By Jason Aaron, Russell Dauterman & Matthew Wilson
Throughout his acclaimed run on Thor, Jason Aaron has tackled many of the character’s most iconic friends, foes and whatever Odin happens to be this week. For much of the time, however, the Thunder God’s most devious antagonist (and most vexing sibling ever) remained off the table. When God of Thunder launched Loki was still Kid Loki, preparing to assemble his band of Young Avengers. Once Kieron Gillen’s time with the character wrapped, the freshly minted Young Man Loki came under the pen of Al Ewing. Ewing added his own wrinkle to the ongoing saga of a god trying his hardest to supplant the reputation of his former self. In a witty bit of meta, Ewing concluded his run with Loki deciding to pass on the whole Secret Wars commotion. Instead, he elects to “skip ahead a bit. See what comes after.” Loki’s Last Days ended with the God of Lies (or was it merely Mischief now?) stepping through a hole in the void. What came next? What had he learned from his time as an Agent of Asgard? Would he remain more or less benign when the Marvel Universe breathed anew? It was a fittingly ambiguous grace note to this chapter in the character’s story.

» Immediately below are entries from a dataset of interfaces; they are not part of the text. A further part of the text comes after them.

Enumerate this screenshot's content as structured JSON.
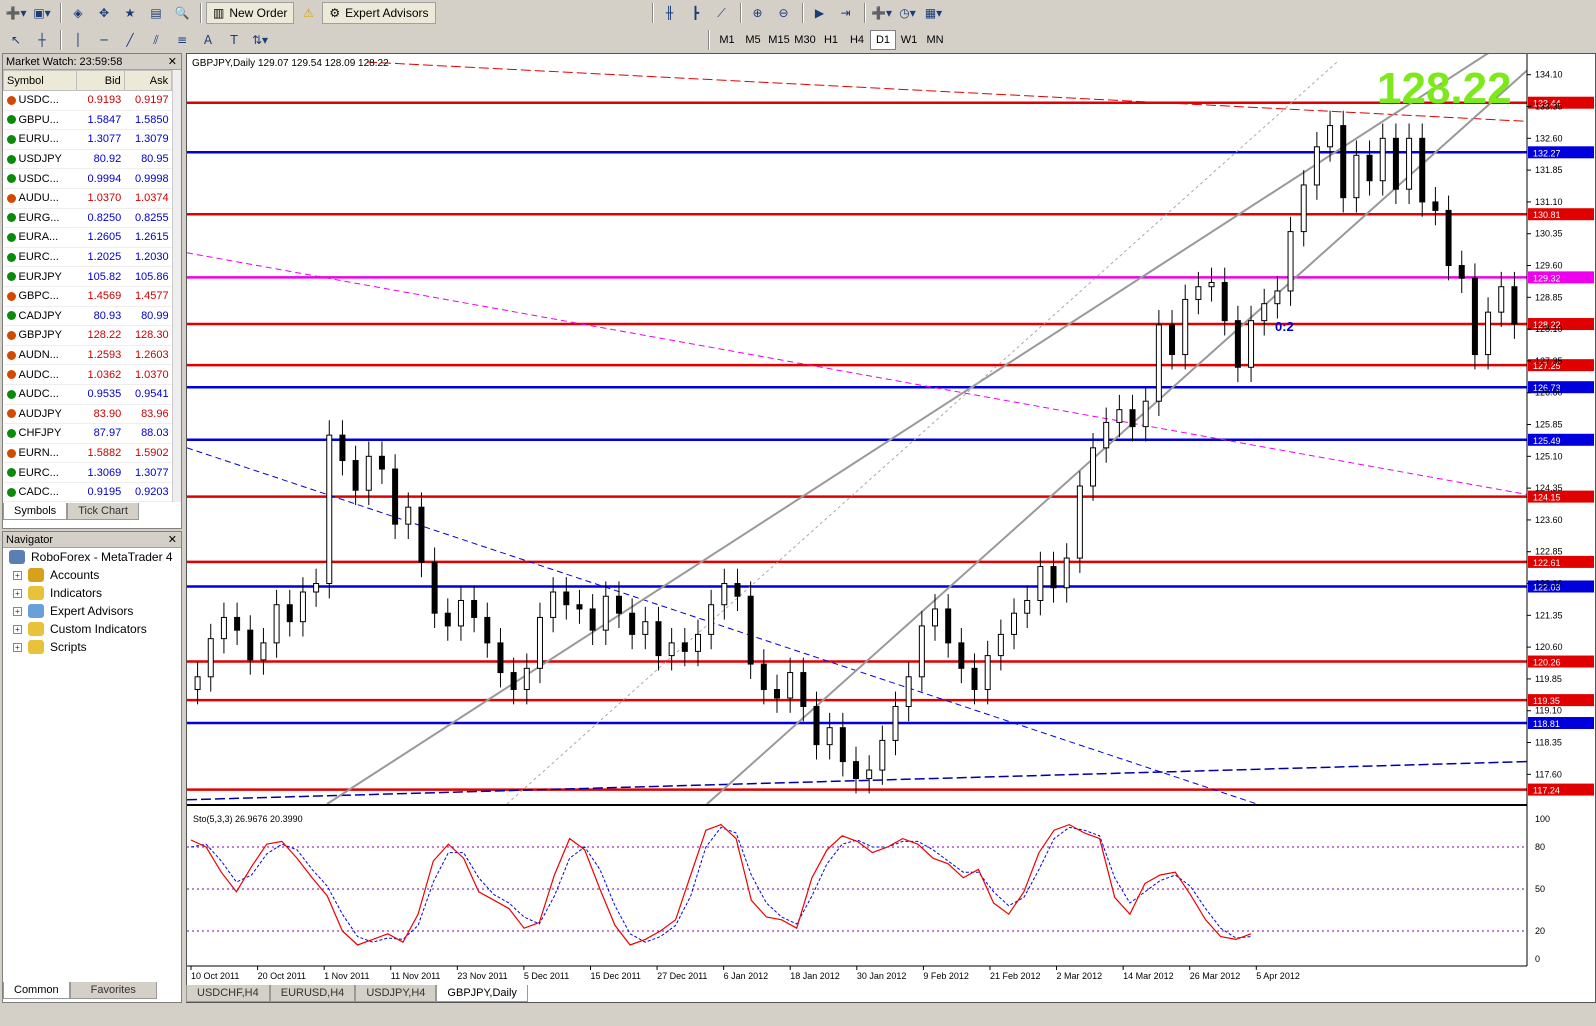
{
  "toolbar": {
    "new_order": "New Order",
    "expert_advisors": "Expert Advisors",
    "timeframes": [
      "M1",
      "M5",
      "M15",
      "M30",
      "H1",
      "H4",
      "D1",
      "W1",
      "MN"
    ],
    "active_tf": "D1"
  },
  "market_watch": {
    "title": "Market Watch: 23:59:58",
    "headers": [
      "Symbol",
      "Bid",
      "Ask"
    ],
    "rows": [
      {
        "s": "USDC...",
        "bid": "0.9193",
        "ask": "0.9197",
        "dir": "dn"
      },
      {
        "s": "GBPU...",
        "bid": "1.5847",
        "ask": "1.5850",
        "dir": "up"
      },
      {
        "s": "EURU...",
        "bid": "1.3077",
        "ask": "1.3079",
        "dir": "up"
      },
      {
        "s": "USDJPY",
        "bid": "80.92",
        "ask": "80.95",
        "dir": "up"
      },
      {
        "s": "USDC...",
        "bid": "0.9994",
        "ask": "0.9998",
        "dir": "up"
      },
      {
        "s": "AUDU...",
        "bid": "1.0370",
        "ask": "1.0374",
        "dir": "dn"
      },
      {
        "s": "EURG...",
        "bid": "0.8250",
        "ask": "0.8255",
        "dir": "up"
      },
      {
        "s": "EURA...",
        "bid": "1.2605",
        "ask": "1.2615",
        "dir": "up"
      },
      {
        "s": "EURC...",
        "bid": "1.2025",
        "ask": "1.2030",
        "dir": "up"
      },
      {
        "s": "EURJPY",
        "bid": "105.82",
        "ask": "105.86",
        "dir": "up"
      },
      {
        "s": "GBPC...",
        "bid": "1.4569",
        "ask": "1.4577",
        "dir": "dn"
      },
      {
        "s": "CADJPY",
        "bid": "80.93",
        "ask": "80.99",
        "dir": "up"
      },
      {
        "s": "GBPJPY",
        "bid": "128.22",
        "ask": "128.30",
        "dir": "dn"
      },
      {
        "s": "AUDN...",
        "bid": "1.2593",
        "ask": "1.2603",
        "dir": "dn"
      },
      {
        "s": "AUDC...",
        "bid": "1.0362",
        "ask": "1.0370",
        "dir": "dn"
      },
      {
        "s": "AUDC...",
        "bid": "0.9535",
        "ask": "0.9541",
        "dir": "up"
      },
      {
        "s": "AUDJPY",
        "bid": "83.90",
        "ask": "83.96",
        "dir": "dn"
      },
      {
        "s": "CHFJPY",
        "bid": "87.97",
        "ask": "88.03",
        "dir": "up"
      },
      {
        "s": "EURN...",
        "bid": "1.5882",
        "ask": "1.5902",
        "dir": "dn"
      },
      {
        "s": "EURC...",
        "bid": "1.3069",
        "ask": "1.3077",
        "dir": "up"
      },
      {
        "s": "CADC...",
        "bid": "0.9195",
        "ask": "0.9203",
        "dir": "up"
      }
    ],
    "tabs": [
      "Symbols",
      "Tick Chart"
    ]
  },
  "navigator": {
    "title": "Navigator",
    "root": "RoboForex - MetaTrader 4",
    "items": [
      "Accounts",
      "Indicators",
      "Expert Advisors",
      "Custom Indicators",
      "Scripts"
    ],
    "tabs": [
      "Common",
      "Favorites"
    ]
  },
  "chart": {
    "header": "GBPJPY,Daily  129.07 129.54 128.09 128.22",
    "big_price": "128.22",
    "label_02": "0:2",
    "osc_header": "Sto(5,3,3) 26.9676 20.3990",
    "tabs": [
      "USDCHF,H4",
      "EURUSD,H4",
      "USDJPY,H4",
      "GBPJPY,Daily"
    ],
    "active_tab": "GBPJPY,Daily"
  },
  "chart_data": {
    "type": "line",
    "price_range": [
      116.9,
      134.4
    ],
    "y_ticks": [
      "134.10",
      "133.35",
      "132.60",
      "131.85",
      "131.10",
      "130.35",
      "129.60",
      "128.85",
      "128.10",
      "127.35",
      "126.60",
      "125.85",
      "125.10",
      "124.35",
      "123.60",
      "122.85",
      "122.10",
      "121.35",
      "120.60",
      "119.85",
      "119.10",
      "118.35",
      "117.60"
    ],
    "x_labels": [
      "10 Oct 2011",
      "20 Oct 2011",
      "1 Nov 2011",
      "11 Nov 2011",
      "23 Nov 2011",
      "5 Dec 2011",
      "15 Dec 2011",
      "27 Dec 2011",
      "6 Jan 2012",
      "18 Jan 2012",
      "30 Jan 2012",
      "9 Feb 2012",
      "21 Feb 2012",
      "2 Mar 2012",
      "14 Mar 2012",
      "26 Mar 2012",
      "5 Apr 2012"
    ],
    "levels": [
      {
        "v": 133.44,
        "label": "133.44",
        "color": "#e00000"
      },
      {
        "v": 132.27,
        "label": "132.27",
        "color": "#0000dd"
      },
      {
        "v": 130.81,
        "label": "130.81",
        "color": "#e00000"
      },
      {
        "v": 129.32,
        "label": "129.32",
        "color": "#ee00ee"
      },
      {
        "v": 128.22,
        "label": "128.22",
        "color": "#e00000"
      },
      {
        "v": 127.25,
        "label": "127.25",
        "color": "#e00000"
      },
      {
        "v": 126.73,
        "label": "126.73",
        "color": "#0000dd"
      },
      {
        "v": 125.49,
        "label": "125.49",
        "color": "#0000dd"
      },
      {
        "v": 124.15,
        "label": "124.15",
        "color": "#e00000"
      },
      {
        "v": 122.61,
        "label": "122.61",
        "color": "#e00000"
      },
      {
        "v": 122.03,
        "label": "122.03",
        "color": "#0000dd"
      },
      {
        "v": 120.26,
        "label": "120.26",
        "color": "#e00000"
      },
      {
        "v": 119.35,
        "label": "119.35",
        "color": "#e00000"
      },
      {
        "v": 118.81,
        "label": "118.81",
        "color": "#0000dd"
      },
      {
        "v": 117.24,
        "label": "117.24",
        "color": "#e00000"
      }
    ],
    "closes": [
      119.9,
      120.8,
      121.3,
      121.0,
      120.3,
      120.7,
      121.6,
      121.2,
      121.9,
      122.1,
      125.6,
      125.0,
      124.3,
      125.1,
      124.8,
      123.5,
      123.9,
      122.6,
      121.4,
      121.1,
      121.7,
      121.3,
      120.7,
      120.0,
      119.6,
      120.1,
      121.3,
      121.9,
      121.6,
      121.5,
      121.0,
      121.8,
      121.4,
      120.9,
      121.2,
      120.4,
      120.7,
      120.5,
      120.9,
      121.6,
      122.1,
      121.8,
      120.2,
      119.6,
      119.4,
      120.0,
      119.2,
      118.3,
      118.7,
      117.9,
      117.5,
      117.7,
      118.4,
      119.2,
      119.9,
      121.1,
      121.5,
      120.7,
      120.1,
      119.6,
      120.4,
      120.9,
      121.4,
      121.7,
      122.5,
      122.0,
      122.7,
      124.4,
      125.3,
      125.9,
      126.2,
      125.8,
      126.4,
      128.2,
      127.5,
      128.8,
      129.1,
      129.2,
      128.3,
      127.2,
      128.3,
      128.7,
      129.0,
      130.4,
      131.5,
      132.4,
      132.9,
      131.2,
      132.2,
      131.6,
      132.6,
      131.4,
      132.6,
      131.1,
      130.9,
      129.6,
      129.3,
      127.5,
      128.5,
      129.1,
      128.22
    ],
    "stoch_main": [
      85,
      80,
      62,
      48,
      66,
      82,
      84,
      72,
      58,
      45,
      20,
      10,
      14,
      18,
      12,
      32,
      70,
      82,
      72,
      48,
      42,
      36,
      22,
      26,
      60,
      86,
      78,
      50,
      24,
      10,
      14,
      20,
      28,
      60,
      92,
      96,
      86,
      42,
      30,
      28,
      22,
      58,
      78,
      88,
      84,
      76,
      80,
      86,
      82,
      72,
      68,
      58,
      64,
      40,
      32,
      48,
      76,
      92,
      96,
      90,
      86,
      44,
      32,
      54,
      60,
      62,
      46,
      28,
      16,
      14,
      18
    ],
    "stoch_signal": [
      80,
      82,
      70,
      55,
      60,
      75,
      82,
      78,
      64,
      52,
      32,
      16,
      12,
      15,
      14,
      24,
      55,
      76,
      76,
      58,
      46,
      40,
      30,
      25,
      45,
      72,
      80,
      64,
      38,
      18,
      12,
      16,
      24,
      45,
      80,
      94,
      90,
      60,
      40,
      30,
      25,
      45,
      68,
      82,
      85,
      80,
      80,
      84,
      84,
      78,
      70,
      62,
      62,
      48,
      38,
      44,
      64,
      86,
      94,
      92,
      88,
      58,
      40,
      48,
      56,
      60,
      52,
      36,
      22,
      15,
      16
    ]
  }
}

Hence, when Loki popped up in the pages of Aaron’s Thor for the first time a couple months ago, declaring that “It’s good to be evil again” readers were unsure how much to believe him. Would the God of Lies fib about being bad or was he telling the truth about his untrustworthiness? Striking a balance when writing this type of slippery character is not easy, yet Aaron does it winningly. #2’s initial glimpse of how he would handle Loki was great and it only gets better in #3 as Loki and Thor face off again for the first time.
#3 is centered on the first encounter between Loki and Jane Foster’s Thor. Jane has a bit of history with Loki, none of it pleasant and knows the last thing any intelligent being does is listen to what he has to say. So, she comes out swinging, instigating a free for all with not only the current Loki, but conjuring’s of various forms he has assumed over the years. Aaron lends this element of the story a playful spirit which is well suited to the Asgardian trickster. The various Lokis banter with each other, quibbling over the best method to proceed. When the current Loki protests that “you’re all in my head!” Kid Loki immediately rejoins “Not me. I’m dead remember?” (Yeah, missed you too Kid). Mixed in with this humor is plenty of dynamic action, especially once Lady Loki takes on Thor, woman to woman. These two elements are knitted together in Thor’s initial decapitating strike which Russell Dauterman illustrates with a macabre glee.
One of the features that makes this confrontation so compelling is how Aaron never loses the thread of character. The Loki’s each have their own voice and sense of self, reflecting their moments in his evolution. Rising above each of these is the current Loki. Aaron skillfully writes Loki so that the reader is never entirely sure how much to trust him, if at all. Aaron riffs on the work of Gillen and Ewing by having Loki continue to express his desire to toss out the old tired stories and write something new and unpredictable. There is also a melancholy air about him, fitting for his (pose of?) earnestness. At the same time, Loki is openly allied with the Dark Elf Malekith, admitting that all of this chaos was merely a distraction from a more dire threat. Has Loki grown so jaded that he is now suicidal? Does he trust in his sibling to save the day (and his own neck along with it)? Or is there something even more complicated at play? Aaron keeps all of these possibilities in the reader’s mind, while also proving yet again that Jane Foster is a heroine worthy to wield Mjolnir.
All of this is stunningly rendered by Dauterman. Somehow the artist continues to outdo himself with each new issue. The battle scenes come alive with an insane energy which conveys the magical confusion of the sequence. His detailed pages brings out both the slapstick and the excitement of Aaron’s script. His design work for the various faces of Loki is impressive as well (good to see you again Cat Thor Loki). Most importantly, his facial expressions convey a wide range of personality, not only across the spectrum of Lokis, but the current one in particular. One of the reasons that Aaron’s words are able to remain as open-ended as they are is that their spirit is matched by the art. When Loki muses that there are even graver threats ahead, he speaks with an expression open to multiple readings.
As mentioned above, the overarching theme of Loki the last several years has been one of rebirth. First Gillen, then Ewing depicted a god striving to be other than what he had been, a process growing out of Loki’s desire to be less predictable. Regardless of how tangled his machinations, everyone knew how they ended: betrayal, followed by a hammer in the gut. And what fun is a predictable trickster god? In The Mighty Thor, Aaron and Dauterman honor that past work, while never losing their own voice. As a result they have given the God of Lies what he most truly wanted: a fresh story which feels entirely unpredictable. It is also simply a delight to read.